→ **THE TASK**: Output all the data exactly as it appears below.

Top of SOURCE DATA

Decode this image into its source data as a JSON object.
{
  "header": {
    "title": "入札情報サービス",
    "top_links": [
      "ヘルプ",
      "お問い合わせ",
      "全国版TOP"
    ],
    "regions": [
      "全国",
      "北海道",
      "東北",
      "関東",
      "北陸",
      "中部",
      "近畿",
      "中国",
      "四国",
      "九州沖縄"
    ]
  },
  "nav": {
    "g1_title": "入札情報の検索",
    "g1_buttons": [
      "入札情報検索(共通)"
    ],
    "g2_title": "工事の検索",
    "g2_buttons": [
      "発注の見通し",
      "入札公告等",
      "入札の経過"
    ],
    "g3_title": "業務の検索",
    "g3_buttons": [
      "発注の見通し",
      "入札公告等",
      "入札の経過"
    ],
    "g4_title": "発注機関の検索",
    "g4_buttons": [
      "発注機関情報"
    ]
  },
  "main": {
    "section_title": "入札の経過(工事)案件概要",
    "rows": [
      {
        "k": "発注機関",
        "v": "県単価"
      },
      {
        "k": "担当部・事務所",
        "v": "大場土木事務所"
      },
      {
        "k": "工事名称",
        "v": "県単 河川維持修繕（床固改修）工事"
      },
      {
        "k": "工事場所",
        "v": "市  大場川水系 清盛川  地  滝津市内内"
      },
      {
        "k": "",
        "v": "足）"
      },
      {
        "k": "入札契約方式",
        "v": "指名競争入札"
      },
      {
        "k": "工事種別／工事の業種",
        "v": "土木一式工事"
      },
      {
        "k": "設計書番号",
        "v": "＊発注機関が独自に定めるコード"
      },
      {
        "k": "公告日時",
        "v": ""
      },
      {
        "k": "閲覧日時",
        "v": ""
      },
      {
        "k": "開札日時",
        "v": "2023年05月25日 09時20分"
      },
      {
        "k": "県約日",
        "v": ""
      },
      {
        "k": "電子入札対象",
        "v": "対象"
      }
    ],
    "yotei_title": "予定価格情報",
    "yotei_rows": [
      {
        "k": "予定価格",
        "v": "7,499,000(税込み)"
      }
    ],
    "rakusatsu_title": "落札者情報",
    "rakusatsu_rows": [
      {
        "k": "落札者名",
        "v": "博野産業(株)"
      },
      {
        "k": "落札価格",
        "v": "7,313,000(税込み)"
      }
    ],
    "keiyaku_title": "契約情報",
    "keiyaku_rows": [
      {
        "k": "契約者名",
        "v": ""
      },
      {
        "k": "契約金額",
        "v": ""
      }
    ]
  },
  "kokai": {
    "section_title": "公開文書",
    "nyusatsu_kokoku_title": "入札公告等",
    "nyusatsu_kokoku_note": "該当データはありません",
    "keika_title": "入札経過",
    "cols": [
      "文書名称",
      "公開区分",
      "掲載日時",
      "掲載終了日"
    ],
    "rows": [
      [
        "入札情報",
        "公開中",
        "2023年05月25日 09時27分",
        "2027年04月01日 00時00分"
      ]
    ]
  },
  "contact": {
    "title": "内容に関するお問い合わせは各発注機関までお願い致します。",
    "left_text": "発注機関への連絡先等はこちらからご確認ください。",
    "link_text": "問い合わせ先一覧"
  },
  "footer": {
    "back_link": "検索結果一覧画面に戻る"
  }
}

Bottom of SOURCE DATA

→ **SOLUTION TO THE PROBLEM**:
Decode this image into its source data as a JSON object.
{
  "header": {
    "title": "入札情報サービス",
    "top_links": [
      "ヘルプ",
      "お問い合わせ",
      "全国版TOP"
    ],
    "regions": [
      "全国",
      "北海道",
      "東北",
      "関東",
      "北陸",
      "中部",
      "近畿",
      "中国",
      "四国",
      "九州沖縄"
    ]
  },
  "nav": {
    "g1_title": "入札情報の検索",
    "g1_buttons": [
      "入札情報検索(共通)"
    ],
    "g2_title": "工事の検索",
    "g2_buttons": [
      "発注の見通し",
      "入札公告等",
      "入札の経過"
    ],
    "g3_title": "業務の検索",
    "g3_buttons": [
      "発注の見通し",
      "入札公告等",
      "入札の経過"
    ],
    "g4_title": "発注機関の検索",
    "g4_buttons": [
      "発注機関情報"
    ]
  },
  "main": {
    "section_title": "入札の経過(工事)案件概要",
    "rows": [
      {
        "k": "発注機関",
        "v": "県単価"
      },
      {
        "k": "担当部・事務所",
        "v": "大場土木事務所"
      },
      {
        "k": "工事名称",
        "v": "県単 河川維持修繕（床固改修）工事"
      },
      {
        "k": "工事場所",
        "v": "市  大場川水系 清盛川  地  滝津市内内"
      },
      {
        "k": "",
        "v": "足）"
      },
      {
        "k": "入札契約方式",
        "v": "指名競争入札"
      },
      {
        "k": "工事種別／工事の業種",
        "v": "土木一式工事"
      },
      {
        "k": "設計書番号",
        "v": "＊発注機関が独自に定めるコード"
      },
      {
        "k": "公告日時",
        "v": ""
      },
      {
        "k": "閲覧日時",
        "v": ""
      },
      {
        "k": "開札日時",
        "v": "2023年05月25日 09時20分"
      },
      {
        "k": "県約日",
        "v": ""
      },
      {
        "k": "電子入札対象",
        "v": "対象"
      }
    ],
    "yotei_title": "予定価格情報",
    "yotei_rows": [
      {
        "k": "予定価格",
        "v": "7,499,000(税込み)"
      }
    ],
    "rakusatsu_title": "落札者情報",
    "rakusatsu_rows": [
      {
        "k": "落札者名",
        "v": "博野産業(株)"
      },
      {
        "k": "落札価格",
        "v": "7,313,000(税込み)"
      }
    ],
    "keiyaku_title": "契約情報",
    "keiyaku_rows": [
      {
        "k": "契約者名",
        "v": ""
      },
      {
        "k": "契約金額",
        "v": ""
      }
    ]
  },
  "kokai": {
    "section_title": "公開文書",
    "nyusatsu_kokoku_title": "入札公告等",
    "nyusatsu_kokoku_note": "該当データはありません",
    "keika_title": "入札経過",
    "cols": [
      "文書名称",
      "公開区分",
      "掲載日時",
      "掲載終了日"
    ],
    "rows": [
      [
        "入札情報",
        "公開中",
        "2023年05月25日 09時27分",
        "2027年04月01日 00時00分"
      ]
    ]
  },
  "contact": {
    "title": "内容に関するお問い合わせは各発注機関までお願い致します。",
    "left_text": "発注機関への連絡先等はこちらからご確認ください。",
    "link_text": "問い合わせ先一覧"
  },
  "footer": {
    "back_link": "検索結果一覧画面に戻る"
  }
}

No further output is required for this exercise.